GM Mosquitoes: Bad for Business in the Keys?

04/20/2015 04:18 pm ET | Updated Jun 20, 2015

Co-authored with Barry Wray, Executive Director of Florida Keys Environmental Coalition

This week, local officials in the Florida Keys will decide whether to approve the first ever release of genetically engineered (GM) mosquitoes in the United States. Yes, you read that right: lab-engineered mosquitoes could be released in one of America's favorite tourist destinations very soon, even though it's unclear if any government agency has evaluated the full array of health and environmental risks associated with these new GM insects.

Unfortunately, the Florida Keys Tourist Development Council (TDC) and the Monroe County Board of Commissioners have been conspicuously absent from the conversation about GM mosquitoes even though this experiment could have a direct impact on business in the Keys. The proposal to release millions of these mosquitoes by British company Oxitec is instead being vetted by a small, local board called the Florida Keys Mosquito Control District. This mosquito district has touted GM mosquitoes as a potential boon to tourism in the Keys because they could reduce dengue fever, though the Keys haven't had a case in a half-decade.

Of course, Florida's mosquito problem should not be trivialized. Dengue fever is a leading cause of illness and death for those in tropical and subtropical climates, according to the Centers for Disease Control. But Oxitec has not provided evidence to support that its mosquitoes will be able to effectively control dengue. On the contrary, reports from the field suggest the opposite. Malaysia's Health Minister recently announced that after field-testing Oxitec's mosquitos, the country will not be pursuing the program because it was not cost-effective.
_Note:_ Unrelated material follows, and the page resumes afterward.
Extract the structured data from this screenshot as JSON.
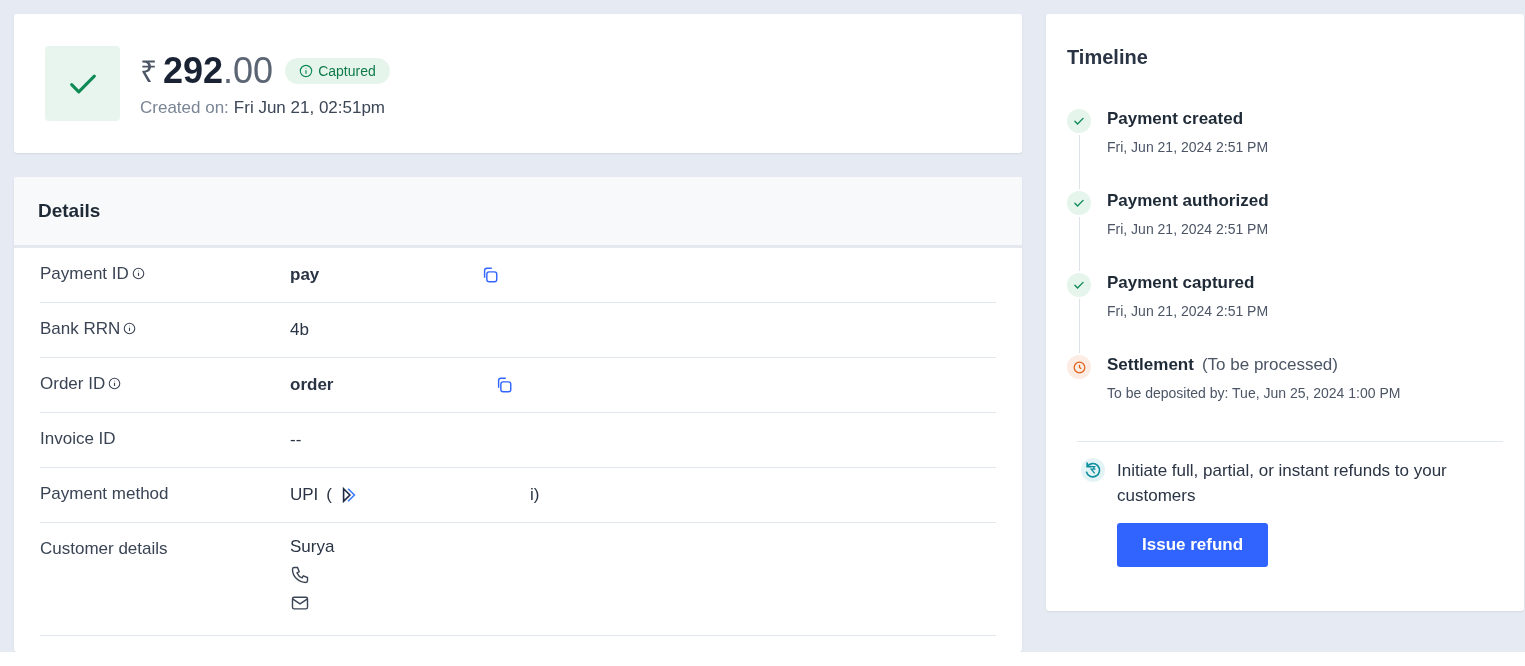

Additionally, one Brazilian town was still at the highest alert for dengue fever even after Oxitec's mosquitoes were released there in 2013.

Even if these bugs did successfully wipe out the entire population of the targeted A. aegypti mosquito, the Asian tiger mosquito (also a known vector of dengue and other diseases) could easily take its place. Letting tiger mosquitoes become more commonplace would only make a new dengue fever carrier more prevalent.
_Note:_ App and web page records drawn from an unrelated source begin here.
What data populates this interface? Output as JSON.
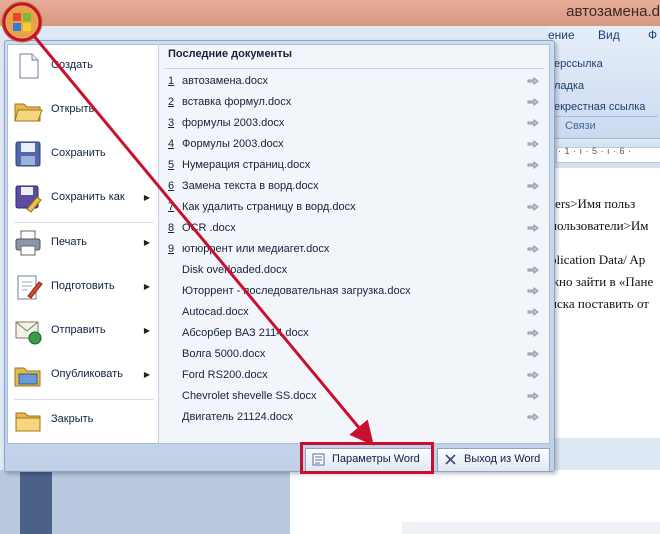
{
  "window": {
    "title": "автозамена.d"
  },
  "ribbon": {
    "tabs": [
      "ение",
      "Вид",
      "Ф"
    ],
    "items": [
      "ерссылка",
      "ладка",
      "екрестная ссылка"
    ],
    "group": "Связи"
  },
  "ruler": {
    "marks": "· 1 · ı · 5 · ı · 6 ·"
  },
  "document": {
    "lines": [
      "sers>Имя польз",
      "пользователи>Им",
      "plication Data/ Ap",
      "жно зайти в «Пане",
      "иска поставить от"
    ]
  },
  "menu": {
    "items": [
      {
        "label": "Создать",
        "icon": "new-document-icon",
        "submenu": false
      },
      {
        "label": "Открыть",
        "icon": "open-folder-icon",
        "submenu": false
      },
      {
        "label": "Сохранить",
        "icon": "save-disk-icon",
        "submenu": false
      },
      {
        "label": "Сохранить как",
        "icon": "save-as-icon",
        "submenu": true
      },
      {
        "label": "Печать",
        "icon": "printer-icon",
        "submenu": true
      },
      {
        "label": "Подготовить",
        "icon": "prepare-document-icon",
        "submenu": true
      },
      {
        "label": "Отправить",
        "icon": "send-icon",
        "submenu": true
      },
      {
        "label": "Опубликовать",
        "icon": "publish-icon",
        "submenu": true
      },
      {
        "label": "Закрыть",
        "icon": "close-folder-icon",
        "submenu": false
      }
    ],
    "recent_title": "Последние документы",
    "recent": [
      {
        "num": "1",
        "name": "автозамена.docx"
      },
      {
        "num": "2",
        "name": "вставка формул.docx"
      },
      {
        "num": "3",
        "name": "формулы 2003.docx"
      },
      {
        "num": "4",
        "name": "Формулы 2003.docx"
      },
      {
        "num": "5",
        "name": "Нумерация страниц.docx"
      },
      {
        "num": "6",
        "name": "Замена текста в ворд.docx"
      },
      {
        "num": "7",
        "name": "Как удалить страницу в ворд.docx"
      },
      {
        "num": "8",
        "name": "OCR .docx"
      },
      {
        "num": "9",
        "name": "ютюррент или медиагет.docx"
      },
      {
        "num": "",
        "name": "Disk overloaded.docx"
      },
      {
        "num": "",
        "name": "Юторрент - последовательная загрузка.docx"
      },
      {
        "num": "",
        "name": "Autocad.docx"
      },
      {
        "num": "",
        "name": "Абсорбер ВАЗ 2114.docx"
      },
      {
        "num": "",
        "name": "Волга 5000.docx"
      },
      {
        "num": "",
        "name": "Ford RS200.docx"
      },
      {
        "num": "",
        "name": "Chevrolet shevelle SS.docx"
      },
      {
        "num": "",
        "name": "Двигатель 21124.docx"
      }
    ],
    "options_label": "Параметры Word",
    "exit_label": "Выход из Word"
  },
  "colors": {
    "annotation": "#c8102e",
    "menu_bg": "#c9d8ec",
    "title_bar": "#d99b86"
  }
}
Oxitec claims that its mosquitoes are engineered with a lethal gene that is supposed to break the pest's reproductive cycle because its offspring, for the most part, die before reaching adulthood. The company claims this would theoretically reduce the mosquito population and the prevalence of dengue fever without the need for pesticides. But the Mosquito Control District has not done enough to identify insecticide alternatives. Instead of exploring a range of options, they have hastily and aggressively pursued Oxitec's GM mosquito program despite strong public opposition and a lack of peer-reviewed data.
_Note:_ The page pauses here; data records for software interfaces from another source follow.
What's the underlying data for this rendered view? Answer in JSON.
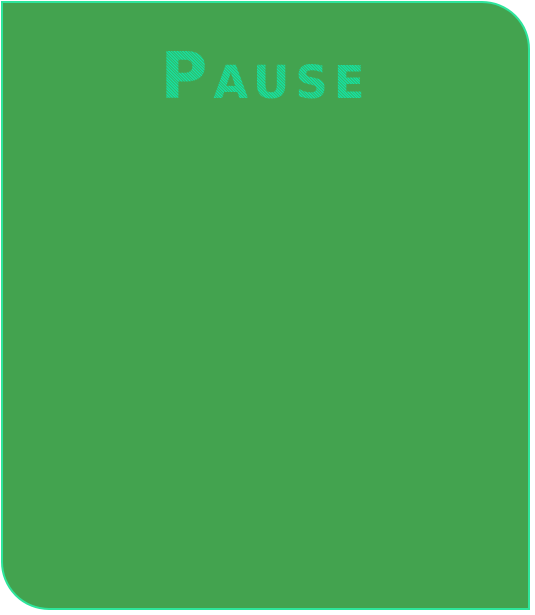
{
  "pause_menu": {
    "title": "Pause"
  },
  "colors": {
    "panel_background": "#43a34f",
    "panel_border": "#2ee59c",
    "title_text": "#12e6a6"
  }
}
Significant public opposition defeated Oxitec's first plan to release GM mosquitoes in Key West in 2012, but Oxitec is now poised to win approval in Key Haven, a peninsula just a few miles east of Key West. Hundreds of thousands of citizens from across the country have written local, state and federal officials to oppose this plan and last week, hundreds of people called the local tourism council to ask that the Keys be preserved as a national treasure for tourists and residents alike, not for GM mosquito experiments.

It is puzzling that any local official would sit on the sidelines while GM mosquitoes were allowed to potentially tarnish the reputation that most Americans have of the Florida Keys as a pristine island paradise. But that is exactly what the Florida Keys Tourist Development Council and the Monroe County Board of County Commissioners have been doing.

It's high time that local officials took decisive steps to stop this bizarre plan now instead of inheriting the more difficult task of attracting visitors to a place where residents and tourists are the subjects of a science experiment. It's clear now that GM mosquitoes could not only potentially harm public health and the environment -- they may also be bad for business.

Originally posted at Food & Water Watch